Fitness is something very personal to me. It is a lifestyle. I believe exercise is as essential of an ingredient to our lives as is food, sleep, a career, and entertainment. We're talking about our health here!
If we are fortunate enough to have been born with a healthy mind and body, then it is our responsibility to take care of them. It shouldn't even be a question as to when or if we'll workout. It should be a top priority like eating or sleeping.
We don't say, "hmmm... my body probably needs some fuel every now and then. I think I'll try to eat something on Tuesdays if I get out of work on time and have enough energy and nobody invites me out for drinks." Or, "Gee I'd really like to have some more energy, maybe I'll try getting 1 hour of sleep per week." But this tends to be the case with exercise.
Why is it so easy to procrastinate when it comes to working out? Because we haven't weaved it into the fabric of our everyday existence. It actually becomes easier to go to the gym or go for a jog once you've established that it's just part of your day - every day. Your mind can't really negotiate as much. It doesn't have the option of saying, "there's always tomorrow."
Our bodies are designed to move. We’ve been doing it for thousands of years. Except nowadays it’s easy to become sedentary. We have cars, desk jobs, elevators, escalators, and of course, iPhones. We do everything in our power to remain comfortable and keep from using any energy. Our culture has gotten to the point where we consider a walk around the block exercise! Unfortunately, to most people working out is a mystery.
One element often missing in one's exercise regimen is that of having FUN. So many people lose that sense of enjoyment when their workouts become a tedious chore. Frequency and intensity plummet while progress remains stagnant.
This usually happens when somebody works out for a while doing the same routine over and over until one day this somebody looks in the mirror to see the same body from 3 months ago. This somebody has remained the same-body. Going to the gym then amounts to a trivial use of time.
Are you a same-body? Worse, have you put on a few pounds lately?

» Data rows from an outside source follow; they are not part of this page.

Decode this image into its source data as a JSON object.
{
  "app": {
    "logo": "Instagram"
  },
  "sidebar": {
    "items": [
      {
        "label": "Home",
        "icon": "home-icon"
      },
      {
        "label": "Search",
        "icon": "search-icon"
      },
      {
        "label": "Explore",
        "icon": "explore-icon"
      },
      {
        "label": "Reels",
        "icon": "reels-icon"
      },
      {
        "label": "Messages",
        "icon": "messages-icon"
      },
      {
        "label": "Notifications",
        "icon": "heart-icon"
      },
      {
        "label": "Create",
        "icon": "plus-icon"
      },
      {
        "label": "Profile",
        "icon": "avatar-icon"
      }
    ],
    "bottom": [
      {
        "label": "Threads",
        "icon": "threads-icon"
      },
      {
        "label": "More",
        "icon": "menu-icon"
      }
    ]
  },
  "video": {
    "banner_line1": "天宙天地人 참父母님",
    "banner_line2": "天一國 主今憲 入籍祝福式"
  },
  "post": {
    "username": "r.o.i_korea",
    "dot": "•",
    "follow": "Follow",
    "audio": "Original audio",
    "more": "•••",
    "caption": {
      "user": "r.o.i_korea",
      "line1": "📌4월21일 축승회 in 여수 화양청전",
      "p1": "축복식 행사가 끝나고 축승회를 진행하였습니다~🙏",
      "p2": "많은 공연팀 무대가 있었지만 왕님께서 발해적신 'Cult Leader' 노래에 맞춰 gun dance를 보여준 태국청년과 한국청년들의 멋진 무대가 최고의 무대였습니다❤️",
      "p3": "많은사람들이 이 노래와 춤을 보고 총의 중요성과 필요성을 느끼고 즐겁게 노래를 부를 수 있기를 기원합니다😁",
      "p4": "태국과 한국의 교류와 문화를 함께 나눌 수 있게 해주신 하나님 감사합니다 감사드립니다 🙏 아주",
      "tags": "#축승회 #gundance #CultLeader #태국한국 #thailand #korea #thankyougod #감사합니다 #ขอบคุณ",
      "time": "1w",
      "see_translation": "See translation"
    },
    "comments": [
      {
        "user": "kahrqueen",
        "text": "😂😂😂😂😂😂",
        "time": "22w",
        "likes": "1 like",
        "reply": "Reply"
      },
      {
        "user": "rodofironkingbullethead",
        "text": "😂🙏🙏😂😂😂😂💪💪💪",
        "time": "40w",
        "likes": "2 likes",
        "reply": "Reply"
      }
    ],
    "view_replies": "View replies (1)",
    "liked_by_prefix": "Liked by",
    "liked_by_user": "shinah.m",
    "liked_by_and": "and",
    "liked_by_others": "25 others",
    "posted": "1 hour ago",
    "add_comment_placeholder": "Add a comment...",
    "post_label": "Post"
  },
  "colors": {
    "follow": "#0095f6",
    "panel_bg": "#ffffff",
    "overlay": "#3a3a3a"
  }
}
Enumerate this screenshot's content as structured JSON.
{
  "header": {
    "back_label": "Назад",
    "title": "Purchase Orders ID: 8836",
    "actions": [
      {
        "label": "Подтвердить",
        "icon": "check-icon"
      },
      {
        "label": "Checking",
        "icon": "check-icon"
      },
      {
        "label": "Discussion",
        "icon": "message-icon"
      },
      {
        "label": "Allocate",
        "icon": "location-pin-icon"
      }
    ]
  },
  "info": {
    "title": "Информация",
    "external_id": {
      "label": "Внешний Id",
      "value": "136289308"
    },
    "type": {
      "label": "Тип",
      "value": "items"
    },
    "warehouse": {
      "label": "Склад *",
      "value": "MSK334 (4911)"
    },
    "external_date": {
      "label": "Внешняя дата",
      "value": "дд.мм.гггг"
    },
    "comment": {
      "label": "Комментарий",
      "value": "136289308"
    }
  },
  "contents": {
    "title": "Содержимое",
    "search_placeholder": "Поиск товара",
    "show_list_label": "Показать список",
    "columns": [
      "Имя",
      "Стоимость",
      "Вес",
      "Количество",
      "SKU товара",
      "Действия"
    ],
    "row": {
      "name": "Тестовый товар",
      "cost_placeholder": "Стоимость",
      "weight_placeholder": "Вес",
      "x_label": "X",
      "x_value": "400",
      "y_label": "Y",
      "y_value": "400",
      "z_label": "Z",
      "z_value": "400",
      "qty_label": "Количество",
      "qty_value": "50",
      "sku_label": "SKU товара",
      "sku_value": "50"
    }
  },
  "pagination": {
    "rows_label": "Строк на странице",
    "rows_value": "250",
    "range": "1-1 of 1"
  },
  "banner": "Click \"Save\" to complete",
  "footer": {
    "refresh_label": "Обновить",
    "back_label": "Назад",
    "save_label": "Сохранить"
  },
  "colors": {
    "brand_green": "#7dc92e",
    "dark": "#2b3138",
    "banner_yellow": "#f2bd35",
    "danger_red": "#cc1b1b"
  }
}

If so, you are like many of my clients...before they met me! If you truly want to change, I can help.
Let's meet to discuss your goals, try a free workout tailored to start getting you results immediately, and discuss which program and payment plan works best for you.